John Roberts Saves Us All

WASHINGTON - JULY 29: Sen. Rick Santorum (R-PA) meets with Supreme Court nominee Judge John Roberts in his office July 29, 2005 on Capitol Hill in Washington, DC. (Photo by Chip Somodevilla/Getty Images)
We will never complain about you again. Until next term. Photo: Chip Somodevilla/2005 Getty Images

Two fears have hovered over American liberals since the legal case against the Affordable Care Act began wending its way through the system. The first was that conservatives would succeed in revising what Jeffrey Rosen called (in a prescient 2005 New York Times Magazine story) “The Constitution in Exile”—that the Court would interpret the Constitution to forbid deviations from right-wing economic policy. A second, darker fear was that five Republican-­appointed justices would concoct a ruling in order to win a huge battle that their party had lost in Congress—that partisan Bush v. Gore–style rulings would now become regular features of the political scene.

The two fears were, of course, deeply intertwined. What happened, and what hardly anybody expected, was that they diverged. The second fear was decisively refuted: Thankfully, the Court allowed the one reform to our dysfunctional health-care system after decades of paralysis to stand. The first fear is very much alive.

A century ago, the Supreme Court was controlled by conservatives who wantonly invalidated Progressive Era regulation. After one especially egregious ruling, Oliver Wendell Holmes wrote in dissent that “a constitution is not intended to embody a particular economic theory.” By the middle of the New Deal, the Court eventually came to agree with Holmes and left the fight over government intrusion into the economy to the elected branches. The Constitution in Exile is a judicial movement of conservatives and libertarians dedicated to eras­ing what it sees as a great historical error.

The legal case against the Affordable Care Act was the pièce de résistance of the movement, leaping from one selective reading of precedent to another before landing on the unhinged fear that allowing the law to proceed would one day allow Congress to force-feed broccoli to an unwilling public. The case promised to carry out the double task of invalidating a hated social reform and ushering in a new era (or, alternatively, a very old one) in which the Court hacked down liberal laws regularly.

Roberts endorsed all the wild legal analytics of his conservative allies save one, in which he improbably decided that the fine upon those choosing to forgo health insurance could be justified as a tax.
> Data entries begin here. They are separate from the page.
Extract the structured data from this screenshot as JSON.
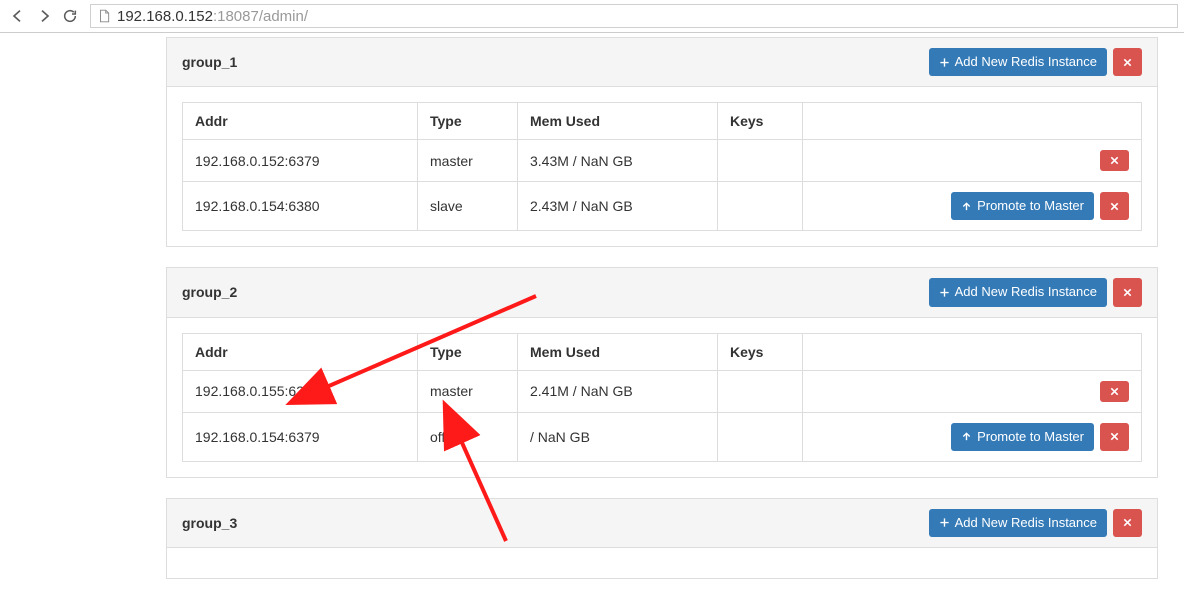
{
  "browser": {
    "url_host": "192.168.0.152",
    "url_rest": ":18087/admin/"
  },
  "buttons": {
    "add_instance": "Add New Redis Instance",
    "promote": "Promote to Master"
  },
  "columns": {
    "addr": "Addr",
    "type": "Type",
    "mem": "Mem Used",
    "keys": "Keys"
  },
  "groups": [
    {
      "name": "group_1",
      "rows": [
        {
          "addr": "192.168.0.152:6379",
          "type": "master",
          "mem": "3.43M / NaN GB",
          "keys": "",
          "canPromote": false
        },
        {
          "addr": "192.168.0.154:6380",
          "type": "slave",
          "mem": "2.43M / NaN GB",
          "keys": "",
          "canPromote": true
        }
      ]
    },
    {
      "name": "group_2",
      "rows": [
        {
          "addr": "192.168.0.155:6380",
          "type": "master",
          "mem": "2.41M / NaN GB",
          "keys": "",
          "canPromote": false
        },
        {
          "addr": "192.168.0.154:6379",
          "type": "offline",
          "mem": " / NaN GB",
          "keys": "",
          "canPromote": true
        }
      ]
    },
    {
      "name": "group_3",
      "rows": []
    }
  ]
}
It was a clever and careful way to sustain the promise of future Constitution in Exile rulings without delivering this particular one.

Why would Roberts hesitate at striking down Obamacare? He was being asked to intervene in a high-stakes political fight, in the heat of a presidential campaign, and endorse an argument viewed with universal and absolute disdain by the entire liberal legal Establishment, along with not a few queasy conservatives. Striking down the law at this moment would have brought the Court to a tipping point at which Roberts’s political opponents, at least, would afford him no legitimacy at all as the “umpire” he promised to be in his confirmation hearings. He stared into that abyss and recoiled.

His exact thinking will remain a secret for years and possibly forever. But the ruling itself offers tantalizing forensic clues. Antonin Scalia’s dissent uncharacteristically aims its barbs at the government, not the majority. Nine times it refers to the majority as “the dissent.” This is an odd mistake, best understood as the residue of a decision that commanded a majority before its chief justice unexpectedly bolted at the last moment.

Such a move would be in keeping with Roberts’s style. He is both a right-wing ideologue and a careful politician, building a new jurisprudence brick by brick. If you combine the growing politicization of the Court with the increasing use of the Senate filibuster, it is even easy to see the outlines of a future constitutional crisis. If we come to see Roberts and his colleagues as a kind of all-powerful super-legislature settling all final partisan disputes, how likely is the teetering Senate tradition of letting presidents pick ideologically congenial justices to continue? Imagine Republican senators, facing the constant threat of tea-party primary challenges, letting a second-term Obama replace a conservative justice. Hard, isn’t it?

For now, Roberts’s ruling keeps in place an element of ideological mystery, allowing us to see justices as not mere automatons in the partisan war over the scope of government. The war goes on, but Roberts has averted an immediate crisis of legitimacy.

* This article has been edited and expanded since its original publication.

John Roberts Saves Us All